Interface dataset entries:
........

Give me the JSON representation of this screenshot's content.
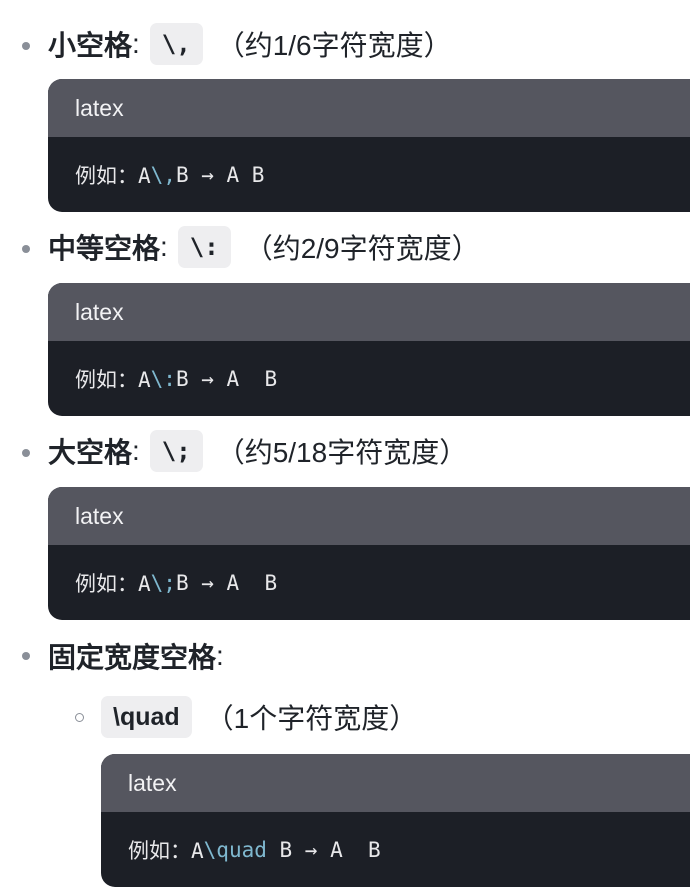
{
  "items": [
    {
      "term": "小空格",
      "colon": ":",
      "code": "\\,",
      "desc": "（约1/6字符宽度）",
      "block": {
        "lang": "latex",
        "prefix": "例如：A",
        "cmd": "\\,",
        "suffix": "B → A B"
      }
    },
    {
      "term": "中等空格",
      "colon": ":",
      "code": "\\:",
      "desc": "（约2/9字符宽度）",
      "block": {
        "lang": "latex",
        "prefix": "例如：A",
        "cmd": "\\:",
        "suffix": "B → A  B"
      }
    },
    {
      "term": "大空格",
      "colon": ":",
      "code": "\\;",
      "desc": "（约5/18字符宽度）",
      "block": {
        "lang": "latex",
        "prefix": "例如：A",
        "cmd": "\\;",
        "suffix": "B → A  B"
      }
    },
    {
      "term": "固定宽度空格",
      "colon": ":"
    }
  ],
  "subitems": [
    {
      "code": "\\quad",
      "desc": "（1个字符宽度）",
      "block": {
        "lang": "latex",
        "prefix": "例如：A",
        "cmd": "\\quad",
        "suffix": " B → A  B"
      }
    }
  ]
}
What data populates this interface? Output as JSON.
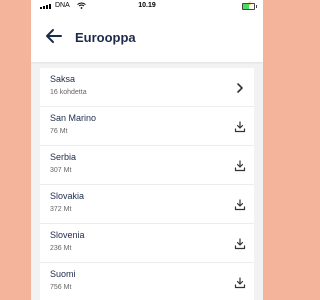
{
  "status_bar": {
    "carrier": "DNA",
    "time": "10.19",
    "icons": [
      "signal-icon",
      "wifi-icon",
      "battery-charging-icon"
    ]
  },
  "header": {
    "title": "Eurooppa",
    "back_icon": "back-arrow-icon"
  },
  "rows": [
    {
      "name": "Saksa",
      "sub": "16 kohdetta",
      "icon": "chevron-right-icon"
    },
    {
      "name": "San Marino",
      "sub": "76 Mt",
      "icon": "download-icon"
    },
    {
      "name": "Serbia",
      "sub": "307 Mt",
      "icon": "download-icon"
    },
    {
      "name": "Slovakia",
      "sub": "372 Mt",
      "icon": "download-icon"
    },
    {
      "name": "Slovenia",
      "sub": "236 Mt",
      "icon": "download-icon"
    },
    {
      "name": "Suomi",
      "sub": "756 Mt",
      "icon": "download-icon"
    }
  ],
  "colors": {
    "border_background": "#f4b49b",
    "title_text": "#1c2b4a",
    "battery_fill": "#4cd964"
  }
}
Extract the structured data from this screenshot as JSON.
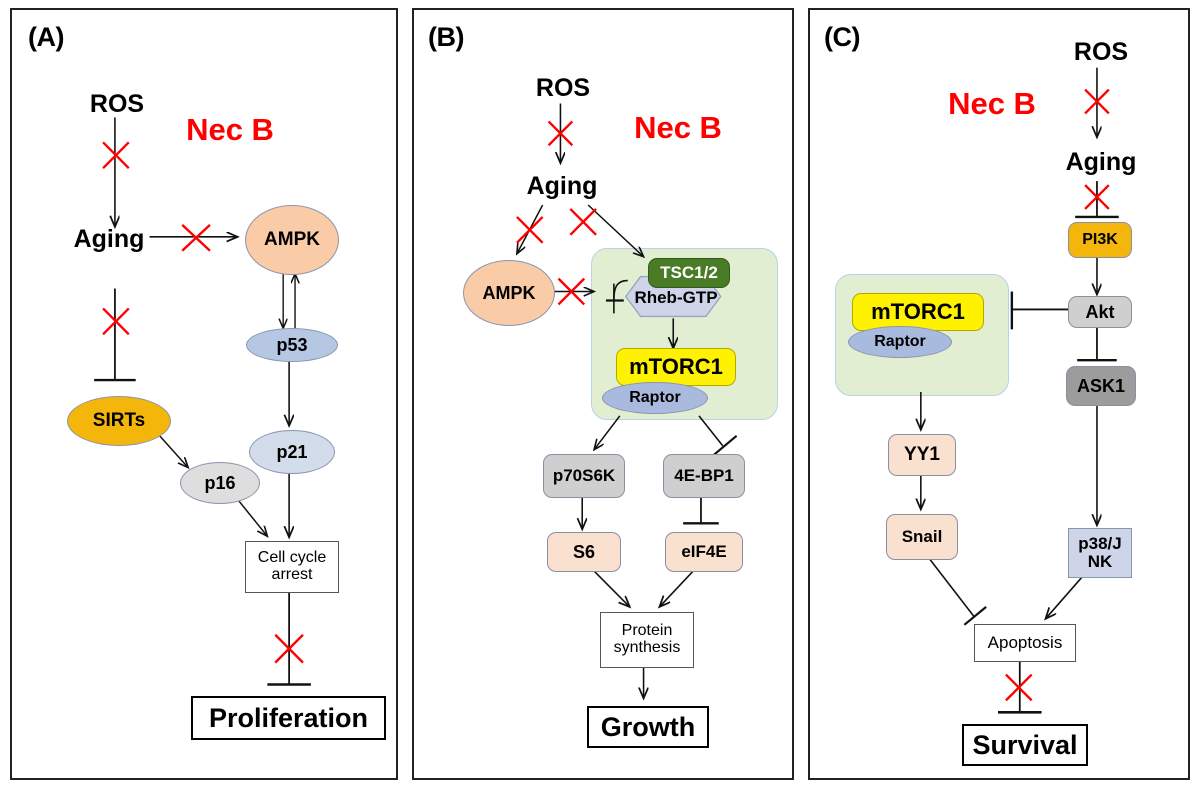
{
  "figure": {
    "title": "Nec B modulation of aging-related signaling pathways",
    "background": "#ffffff",
    "accent_red": "#FF0000",
    "panel_border": "#222222"
  },
  "panels": [
    {
      "id": "A",
      "label": "(A)",
      "inhibitor_label": "Nec B",
      "nodes": [
        {
          "key": "ros",
          "label": "ROS",
          "shape": "plain",
          "fill": "none",
          "text_color": "#000000"
        },
        {
          "key": "aging",
          "label": "Aging",
          "shape": "plain",
          "fill": "none",
          "text_color": "#000000"
        },
        {
          "key": "ampk",
          "label": "AMPK",
          "shape": "circle",
          "fill": "#F9CBA7",
          "text_color": "#000000"
        },
        {
          "key": "p53",
          "label": "p53",
          "shape": "ellipse",
          "fill": "#B6C7E4",
          "text_color": "#000000"
        },
        {
          "key": "p21",
          "label": "p21",
          "shape": "ellipse",
          "fill": "#D3DCEA",
          "text_color": "#000000"
        },
        {
          "key": "sirts",
          "label": "SIRTs",
          "shape": "ellipse",
          "fill": "#F5B60B",
          "text_color": "#000000"
        },
        {
          "key": "p16",
          "label": "p16",
          "shape": "ellipse",
          "fill": "#DEDEDE",
          "text_color": "#000000"
        },
        {
          "key": "arrest",
          "label": "Cell cycle arrest",
          "shape": "rect",
          "fill": "#FFFFFF",
          "text_color": "#000000"
        },
        {
          "key": "prolif",
          "label": "Proliferation",
          "shape": "rect-bold",
          "fill": "#FFFFFF",
          "text_color": "#000000"
        }
      ],
      "edges": [
        {
          "from": "ros",
          "to": "aging",
          "type": "arrow",
          "blocked": true
        },
        {
          "from": "aging",
          "to": "ampk",
          "type": "arrow",
          "blocked": true
        },
        {
          "from": "aging",
          "to": "sirts",
          "type": "inhibition",
          "blocked": true
        },
        {
          "from": "ampk",
          "to": "p53",
          "type": "arrow",
          "blocked": false
        },
        {
          "from": "p53",
          "to": "ampk",
          "type": "arrow",
          "blocked": false
        },
        {
          "from": "p53",
          "to": "p21",
          "type": "arrow",
          "blocked": false
        },
        {
          "from": "sirts",
          "to": "p16",
          "type": "arrow",
          "blocked": false
        },
        {
          "from": "p16",
          "to": "arrest",
          "type": "arrow",
          "blocked": false
        },
        {
          "from": "p21",
          "to": "arrest",
          "type": "arrow",
          "blocked": false
        },
        {
          "from": "arrest",
          "to": "prolif",
          "type": "inhibition",
          "blocked": true
        }
      ]
    },
    {
      "id": "B",
      "label": "(B)",
      "inhibitor_label": "Nec B",
      "nodes": [
        {
          "key": "ros",
          "label": "ROS",
          "shape": "plain",
          "fill": "none",
          "text_color": "#000000"
        },
        {
          "key": "aging",
          "label": "Aging",
          "shape": "plain",
          "fill": "none",
          "text_color": "#000000"
        },
        {
          "key": "ampk",
          "label": "AMPK",
          "shape": "circle",
          "fill": "#F9CBA7",
          "text_color": "#000000"
        },
        {
          "key": "tsc",
          "label": "TSC1/2",
          "shape": "rrect",
          "fill": "#4A7C28",
          "text_color": "#FFFFFF"
        },
        {
          "key": "rheb",
          "label": "Rheb-GTP",
          "shape": "hexagon",
          "fill": "#CFD5E8",
          "text_color": "#000000"
        },
        {
          "key": "mtorc1",
          "label": "mTORC1",
          "shape": "rrect",
          "fill": "#FFF200",
          "text_color": "#000000"
        },
        {
          "key": "raptor",
          "label": "Raptor",
          "shape": "ellipse",
          "fill": "#A9BADF",
          "text_color": "#000000"
        },
        {
          "key": "p70s6k",
          "label": "p70S6K",
          "shape": "rrect",
          "fill": "#CFCFCF",
          "text_color": "#000000"
        },
        {
          "key": "s6",
          "label": "S6",
          "shape": "rrect",
          "fill": "#FAE0CE",
          "text_color": "#000000"
        },
        {
          "key": "ebp1",
          "label": "4E-BP1",
          "shape": "rrect",
          "fill": "#CFCFCF",
          "text_color": "#000000"
        },
        {
          "key": "eif4e",
          "label": "eIF4E",
          "shape": "rrect",
          "fill": "#FAE0CE",
          "text_color": "#000000"
        },
        {
          "key": "protsyn",
          "label": "Protein synthesis",
          "shape": "rect",
          "fill": "#FFFFFF",
          "text_color": "#000000"
        },
        {
          "key": "growth",
          "label": "Growth",
          "shape": "rect-bold",
          "fill": "#FFFFFF",
          "text_color": "#000000"
        }
      ],
      "compartment_fill": "#E2EED2",
      "edges": [
        {
          "from": "ros",
          "to": "aging",
          "type": "arrow",
          "blocked": true
        },
        {
          "from": "aging",
          "to": "ampk",
          "type": "arrow",
          "blocked": true
        },
        {
          "from": "aging",
          "to": "tsc",
          "type": "arrow",
          "blocked": true
        },
        {
          "from": "ampk",
          "to": "tsc",
          "type": "arrow",
          "blocked": true
        },
        {
          "from": "tsc",
          "to": "rheb",
          "type": "inhibition",
          "blocked": false
        },
        {
          "from": "rheb",
          "to": "mtorc1",
          "type": "arrow",
          "blocked": false
        },
        {
          "from": "mtorc1",
          "to": "p70s6k",
          "type": "arrow",
          "blocked": false
        },
        {
          "from": "mtorc1",
          "to": "ebp1",
          "type": "inhibition",
          "blocked": false
        },
        {
          "from": "p70s6k",
          "to": "s6",
          "type": "arrow",
          "blocked": false
        },
        {
          "from": "ebp1",
          "to": "eif4e",
          "type": "inhibition",
          "blocked": false
        },
        {
          "from": "s6",
          "to": "protsyn",
          "type": "arrow",
          "blocked": false
        },
        {
          "from": "eif4e",
          "to": "protsyn",
          "type": "arrow",
          "blocked": false
        },
        {
          "from": "protsyn",
          "to": "growth",
          "type": "arrow",
          "blocked": false
        }
      ]
    },
    {
      "id": "C",
      "label": "(C)",
      "inhibitor_label": "Nec B",
      "nodes": [
        {
          "key": "ros",
          "label": "ROS",
          "shape": "plain",
          "fill": "none",
          "text_color": "#000000"
        },
        {
          "key": "aging",
          "label": "Aging",
          "shape": "plain",
          "fill": "none",
          "text_color": "#000000"
        },
        {
          "key": "pi3k",
          "label": "PI3K",
          "shape": "rrect",
          "fill": "#F5B60B",
          "text_color": "#000000"
        },
        {
          "key": "akt",
          "label": "Akt",
          "shape": "rrect",
          "fill": "#CFCFCF",
          "text_color": "#000000"
        },
        {
          "key": "ask1",
          "label": "ASK1",
          "shape": "rrect",
          "fill": "#9C9C9C",
          "text_color": "#000000"
        },
        {
          "key": "p38jnk",
          "label": "p38/JNK",
          "shape": "rect",
          "fill": "#CFD5E8",
          "text_color": "#000000"
        },
        {
          "key": "mtorc1",
          "label": "mTORC1",
          "shape": "rrect",
          "fill": "#FFF200",
          "text_color": "#000000"
        },
        {
          "key": "raptor",
          "label": "Raptor",
          "shape": "ellipse",
          "fill": "#A9BADF",
          "text_color": "#000000"
        },
        {
          "key": "yy1",
          "label": "YY1",
          "shape": "rrect",
          "fill": "#FAE0CE",
          "text_color": "#000000"
        },
        {
          "key": "snail",
          "label": "Snail",
          "shape": "rrect",
          "fill": "#FAE0CE",
          "text_color": "#000000"
        },
        {
          "key": "apoptosis",
          "label": "Apoptosis",
          "shape": "rect",
          "fill": "#FFFFFF",
          "text_color": "#000000"
        },
        {
          "key": "survival",
          "label": "Survival",
          "shape": "rect-bold",
          "fill": "#FFFFFF",
          "text_color": "#000000"
        }
      ],
      "compartment_fill": "#E2EED2",
      "edges": [
        {
          "from": "ros",
          "to": "aging",
          "type": "arrow",
          "blocked": true
        },
        {
          "from": "aging",
          "to": "pi3k",
          "type": "inhibition",
          "blocked": true
        },
        {
          "from": "pi3k",
          "to": "akt",
          "type": "arrow",
          "blocked": false
        },
        {
          "from": "akt",
          "to": "mtorc1",
          "type": "inhibition",
          "blocked": false
        },
        {
          "from": "akt",
          "to": "ask1",
          "type": "inhibition",
          "blocked": false
        },
        {
          "from": "ask1",
          "to": "p38jnk",
          "type": "arrow",
          "blocked": false
        },
        {
          "from": "mtorc1",
          "to": "yy1",
          "type": "arrow",
          "blocked": false
        },
        {
          "from": "yy1",
          "to": "snail",
          "type": "arrow",
          "blocked": false
        },
        {
          "from": "snail",
          "to": "apoptosis",
          "type": "inhibition",
          "blocked": false
        },
        {
          "from": "p38jnk",
          "to": "apoptosis",
          "type": "arrow",
          "blocked": false
        },
        {
          "from": "apoptosis",
          "to": "survival",
          "type": "inhibition",
          "blocked": true
        }
      ]
    }
  ],
  "labels": {
    "A": {
      "panel": "(A)",
      "necb": "Nec B",
      "ros": "ROS",
      "aging": "Aging",
      "ampk": "AMPK",
      "p53": "p53",
      "p21": "p21",
      "sirts": "SIRTs",
      "p16": "p16",
      "arrest_line1": "Cell cycle",
      "arrest_line2": "arrest",
      "prolif": "Proliferation"
    },
    "B": {
      "panel": "(B)",
      "necb": "Nec B",
      "ros": "ROS",
      "aging": "Aging",
      "ampk": "AMPK",
      "tsc": "TSC1/2",
      "rheb": "Rheb-GTP",
      "mtorc1": "mTORC1",
      "raptor": "Raptor",
      "p70s6k": "p70S6K",
      "s6": "S6",
      "ebp1": "4E-BP1",
      "eif4e": "eIF4E",
      "prot_line1": "Protein",
      "prot_line2": "synthesis",
      "growth": "Growth"
    },
    "C": {
      "panel": "(C)",
      "necb": "Nec B",
      "ros": "ROS",
      "aging": "Aging",
      "pi3k": "PI3K",
      "akt": "Akt",
      "ask1": "ASK1",
      "p38_line1": "p38/J",
      "p38_line2": "NK",
      "mtorc1": "mTORC1",
      "raptor": "Raptor",
      "yy1": "YY1",
      "snail": "Snail",
      "apoptosis": "Apoptosis",
      "survival": "Survival"
    }
  }
}
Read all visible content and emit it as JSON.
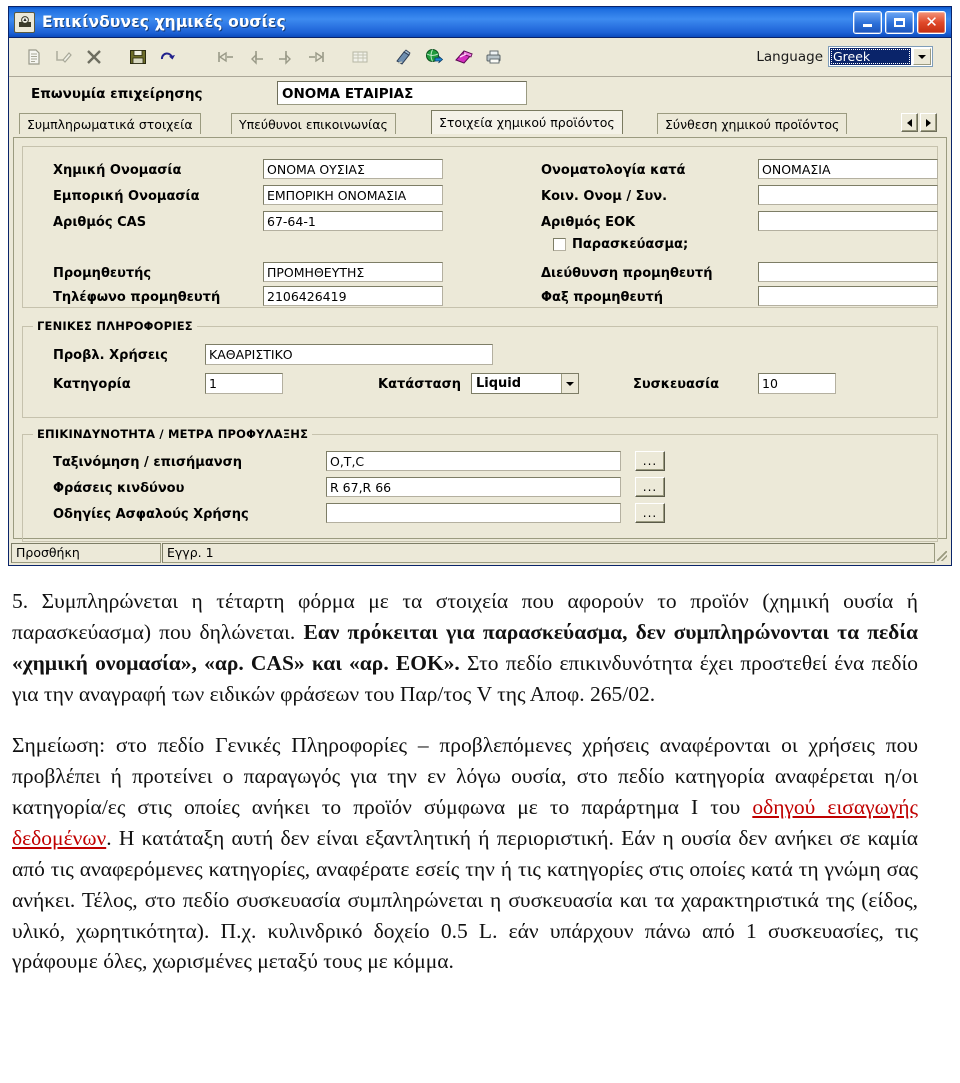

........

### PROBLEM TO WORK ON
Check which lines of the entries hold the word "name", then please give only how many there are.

### TASK OUTPUT
6